This past week we discussed the first two questions on p. 6: Is the Gospel an announcement of good advice to be applied, or an announcement of good news to be believed? And: Is the Word of Christ information upon which I have to act, or is that Word something that acts upon me?
Both of these questions get to the heart of how we treat the Scriptures. Is the Bible an inert book, that waits for us to read the words, figure out how they apply to our lives, and then apply them? Or are the Scriptures–as Hebrews says–a living and active word, which the Holy Spirit applies to us in order to do something to us, to give us the Truth (Christ) to believe, and to sustain our faith in the midst of all the things over which we have no control?
This led us into a discussion about how we use the Bible as individuals. We recalled that for most of Church history, individuals never had a Bible which they could open in the privacy of their own homes and read silently. They heard the Scriptures of Jesus proclaimed to them, they believed them, and the Holy Spirit brought them into the story that God is telling in the Scriptures.

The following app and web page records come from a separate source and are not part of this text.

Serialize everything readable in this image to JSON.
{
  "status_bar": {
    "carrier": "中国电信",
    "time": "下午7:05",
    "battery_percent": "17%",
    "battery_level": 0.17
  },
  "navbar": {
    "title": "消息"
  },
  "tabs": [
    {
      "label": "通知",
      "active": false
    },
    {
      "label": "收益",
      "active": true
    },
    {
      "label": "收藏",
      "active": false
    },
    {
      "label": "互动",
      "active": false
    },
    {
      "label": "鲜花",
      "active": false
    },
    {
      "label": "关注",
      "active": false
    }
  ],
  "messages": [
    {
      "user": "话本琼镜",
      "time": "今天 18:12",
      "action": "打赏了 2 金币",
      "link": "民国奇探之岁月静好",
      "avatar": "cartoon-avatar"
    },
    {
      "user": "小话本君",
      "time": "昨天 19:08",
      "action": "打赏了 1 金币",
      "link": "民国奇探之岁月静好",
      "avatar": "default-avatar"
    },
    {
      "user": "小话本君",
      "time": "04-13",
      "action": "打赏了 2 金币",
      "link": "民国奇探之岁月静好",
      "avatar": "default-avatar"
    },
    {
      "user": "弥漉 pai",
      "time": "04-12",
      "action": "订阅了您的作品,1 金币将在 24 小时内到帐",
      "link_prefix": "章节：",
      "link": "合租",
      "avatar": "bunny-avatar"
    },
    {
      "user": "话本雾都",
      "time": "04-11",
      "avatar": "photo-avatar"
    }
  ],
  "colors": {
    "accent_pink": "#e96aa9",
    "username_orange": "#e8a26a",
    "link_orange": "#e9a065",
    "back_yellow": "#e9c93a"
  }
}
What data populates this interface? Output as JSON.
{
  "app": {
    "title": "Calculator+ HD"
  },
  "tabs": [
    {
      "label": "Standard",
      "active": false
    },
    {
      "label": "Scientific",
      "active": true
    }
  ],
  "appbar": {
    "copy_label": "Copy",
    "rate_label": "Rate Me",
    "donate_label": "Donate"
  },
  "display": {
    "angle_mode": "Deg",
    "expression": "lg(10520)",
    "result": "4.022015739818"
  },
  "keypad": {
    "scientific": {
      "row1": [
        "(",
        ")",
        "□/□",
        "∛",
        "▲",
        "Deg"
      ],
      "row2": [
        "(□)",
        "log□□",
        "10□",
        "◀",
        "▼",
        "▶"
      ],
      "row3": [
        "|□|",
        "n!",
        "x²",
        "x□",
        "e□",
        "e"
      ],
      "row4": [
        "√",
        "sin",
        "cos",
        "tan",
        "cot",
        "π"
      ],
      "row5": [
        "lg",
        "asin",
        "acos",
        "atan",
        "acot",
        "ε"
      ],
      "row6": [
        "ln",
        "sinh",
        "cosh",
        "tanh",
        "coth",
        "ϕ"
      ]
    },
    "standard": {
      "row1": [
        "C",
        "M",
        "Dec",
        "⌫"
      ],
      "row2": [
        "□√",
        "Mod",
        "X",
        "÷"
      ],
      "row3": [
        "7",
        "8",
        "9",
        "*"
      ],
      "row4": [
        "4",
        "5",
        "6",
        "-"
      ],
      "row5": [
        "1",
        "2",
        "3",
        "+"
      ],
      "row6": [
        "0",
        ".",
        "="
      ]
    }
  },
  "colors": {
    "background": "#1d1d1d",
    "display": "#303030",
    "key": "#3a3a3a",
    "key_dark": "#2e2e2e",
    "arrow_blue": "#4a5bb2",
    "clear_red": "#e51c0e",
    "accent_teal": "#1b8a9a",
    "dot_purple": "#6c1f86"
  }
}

We also talked about how individuals understand what they are reading. With Acts 8:31 in mind, we wrestled with how individual Christians ought to read the Bible. I made the distinction between reading the Bible as an individual member of the Body of Christ and reading the Bible as an individual isolated from the Body of Christ. It is helpful to keep in mind what is the greater danger in our particular time and place. Is it that Christians will not be able to hear the Scriptures in their own language because “the Church” is controlling the Bible and simply telling people what it says and what they ought to believe (as it was, at least in part, prior to the Reformation)? Or is it (as I believe) that individual Christians, cut off from the history of the Holy Spirit’s work in the Body of Christ, will read individual passages of Scripture out of context and figure out how the words apply and fit into their lives, as if our lives were the main story, rather than the Scriptural story?
The topic gets complicated! It is wound up with the history of how the Scriptures came to be, the challenges to the primacy of Christ in various ways, the history of interpreting the Scriptures, and many other things.
We agreed that that sort of information is probably not where we’re going to start when discussing the Gospel or the Scriptures with unbelievers! And yet, if it is in the Scriptures–all the words that testify of Jesus–then we can’t ignore the words or stop trying to increase in our understanding of them.
Join us next week as we continue our discussion!